As we paddled deep inland, the loch narrowed and the wind dropped. To the south the land was relatively low lying and is where the outflow of River Sheil carries the fresh water from Loch Sheil into the salt water of Loch Moidart.

 To the north we were hemmed in by the rough slopes of Eilean Shona which fell steeply into the sea.

 Ahead and to the east, lay our next objective...

...Castle Tiorum (pron. Cheerum) whose ancient grey walls rise from the grey rocks of...

 ...the tidal island upon which it stands. On its NW side there is a sheltered cove, which at one time would have had...

 ...wooden birlinns, like this modern reconstruction, drawn up on its sands. Many think the Celtic birlinns were developed from Viking longships but it was actually the other way round. The Celts were using birlinns some 800 years before the time of the longships. Indeed, in his third book of the Gallic Wars, Julius Caesar describes them in detail and how they were superior to the Roman galleys.

 Today it was kayaks and an F-RIB rather than birlinns that drew up on the sands  below...

 ...the castle walls. Long gone castle defenders might have viewed our approach with some suspicion but we were intent on nothing more than...

 ...stopping for our fourth luncheon....

Friday, March 09, 2018

Setting off hell for leather to Shoe Bay.
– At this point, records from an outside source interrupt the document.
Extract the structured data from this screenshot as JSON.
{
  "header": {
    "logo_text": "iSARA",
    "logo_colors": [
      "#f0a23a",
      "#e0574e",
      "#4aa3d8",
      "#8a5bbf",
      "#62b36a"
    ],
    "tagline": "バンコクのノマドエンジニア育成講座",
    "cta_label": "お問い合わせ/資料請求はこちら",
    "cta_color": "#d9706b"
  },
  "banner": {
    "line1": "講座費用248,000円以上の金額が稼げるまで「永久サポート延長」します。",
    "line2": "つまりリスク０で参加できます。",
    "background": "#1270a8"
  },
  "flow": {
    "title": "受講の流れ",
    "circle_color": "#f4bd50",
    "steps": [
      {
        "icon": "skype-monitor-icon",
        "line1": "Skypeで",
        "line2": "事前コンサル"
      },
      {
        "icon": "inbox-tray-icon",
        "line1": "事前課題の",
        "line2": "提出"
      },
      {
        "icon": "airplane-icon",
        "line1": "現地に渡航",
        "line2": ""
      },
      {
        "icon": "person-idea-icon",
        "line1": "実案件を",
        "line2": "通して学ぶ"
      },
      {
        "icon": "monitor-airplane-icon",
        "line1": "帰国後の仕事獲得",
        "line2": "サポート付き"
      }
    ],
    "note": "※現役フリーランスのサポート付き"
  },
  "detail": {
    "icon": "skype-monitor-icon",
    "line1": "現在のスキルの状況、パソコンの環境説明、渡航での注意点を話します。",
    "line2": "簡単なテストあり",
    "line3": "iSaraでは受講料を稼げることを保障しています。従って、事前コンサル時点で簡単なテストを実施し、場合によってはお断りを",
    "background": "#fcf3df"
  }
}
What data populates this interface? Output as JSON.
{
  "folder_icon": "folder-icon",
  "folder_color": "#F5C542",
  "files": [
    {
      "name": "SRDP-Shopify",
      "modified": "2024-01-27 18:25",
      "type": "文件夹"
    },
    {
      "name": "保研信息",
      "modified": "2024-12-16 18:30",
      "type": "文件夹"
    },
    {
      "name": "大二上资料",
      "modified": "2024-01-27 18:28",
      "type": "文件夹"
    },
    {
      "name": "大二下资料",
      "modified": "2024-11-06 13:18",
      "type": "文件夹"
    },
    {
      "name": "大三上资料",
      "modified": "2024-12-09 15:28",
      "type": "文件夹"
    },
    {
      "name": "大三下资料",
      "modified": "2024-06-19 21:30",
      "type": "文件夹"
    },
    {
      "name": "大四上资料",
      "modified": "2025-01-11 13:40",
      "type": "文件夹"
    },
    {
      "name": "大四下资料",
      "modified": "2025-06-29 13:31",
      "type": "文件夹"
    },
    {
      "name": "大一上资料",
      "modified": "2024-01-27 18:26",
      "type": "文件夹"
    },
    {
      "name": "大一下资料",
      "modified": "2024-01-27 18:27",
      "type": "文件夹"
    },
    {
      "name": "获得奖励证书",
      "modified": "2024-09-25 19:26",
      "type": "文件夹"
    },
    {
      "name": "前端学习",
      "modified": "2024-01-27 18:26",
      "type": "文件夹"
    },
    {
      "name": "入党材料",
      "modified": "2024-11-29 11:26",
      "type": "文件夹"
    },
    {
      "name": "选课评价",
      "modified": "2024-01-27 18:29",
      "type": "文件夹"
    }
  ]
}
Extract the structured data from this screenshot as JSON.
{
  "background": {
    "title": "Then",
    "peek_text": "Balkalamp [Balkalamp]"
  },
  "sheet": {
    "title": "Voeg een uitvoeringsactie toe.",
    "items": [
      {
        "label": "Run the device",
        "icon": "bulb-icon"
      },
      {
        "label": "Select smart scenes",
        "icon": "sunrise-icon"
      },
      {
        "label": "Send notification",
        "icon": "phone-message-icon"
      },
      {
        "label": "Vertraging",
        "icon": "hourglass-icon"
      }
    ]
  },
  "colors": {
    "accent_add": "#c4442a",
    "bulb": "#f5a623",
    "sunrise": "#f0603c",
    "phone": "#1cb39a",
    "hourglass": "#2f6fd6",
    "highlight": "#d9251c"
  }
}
Donald quickly disappeared over the horizon towards the mouth of the South Channel of Loch Moidart.  We had arranged to meet at Shoe Bay for our third luncheon. We fully expected he would be there long before us.

Unfortunately for Donald, the various entrances to this delightful spot are not at all easy to spot from the sea and when...

...we arrived at the inner recesses of Shoe Bay there was no sign of him. A quick call on the VHF ascertained that he had explored most of the southern coast of Eilean Shona without success and was nearly at Castle Tioram. A quick turn around and...

..the hare sheepishly rowed the final few meters into the delightful turquoise waters of Shoe Bay.

Shoe  Bay makes an excellent spot for third luncheon, if you can find it, but watch out for the soft sand or you might find out why it is called Shoe Bay!

Wednesday, March 07, 2018

Paradise lost and found and a miserable rock at Cul na Croise (Eden).

 We  had just set off from Camas an Leige on the north Ardnamurchan coast when Donald appeared from the west. He had very nearly made it round Ardnamurchan Point but wisely turned back due to increasing swell.

We could not resist landing again and this time Cul na Croise was peaceful as the helicopter had departed. After catching up and after Donald stretched his legs he...

...set off towards our next rendezvous on Eilean Shona.

 We set off more leisurely, enjoying the last moments on Cul na Croise.

Either the swell had got up or Donald's little 6HP motor produced more wake than we were expecting.

As we paddled along the strand, just beyond the surf line, we came across two sculptures which had been...

 ...left behind by the participants in the Eden reality TV show. I know the participants did not find the paradise that they had been hoping to find here but what they had lost, we had found.

We turned our bows to the north and paddled inside the lonely islet of Sgeir an Eididh (loosely translated: miserable rock), we did not stop.

We made landfall at Rubha na Caillich north of Ardtoe. Our next destination was another...

...piece of paradise: turquoise waters leading to a dazzling shell sand beach on the north side of the South Channel of Loch Moidart.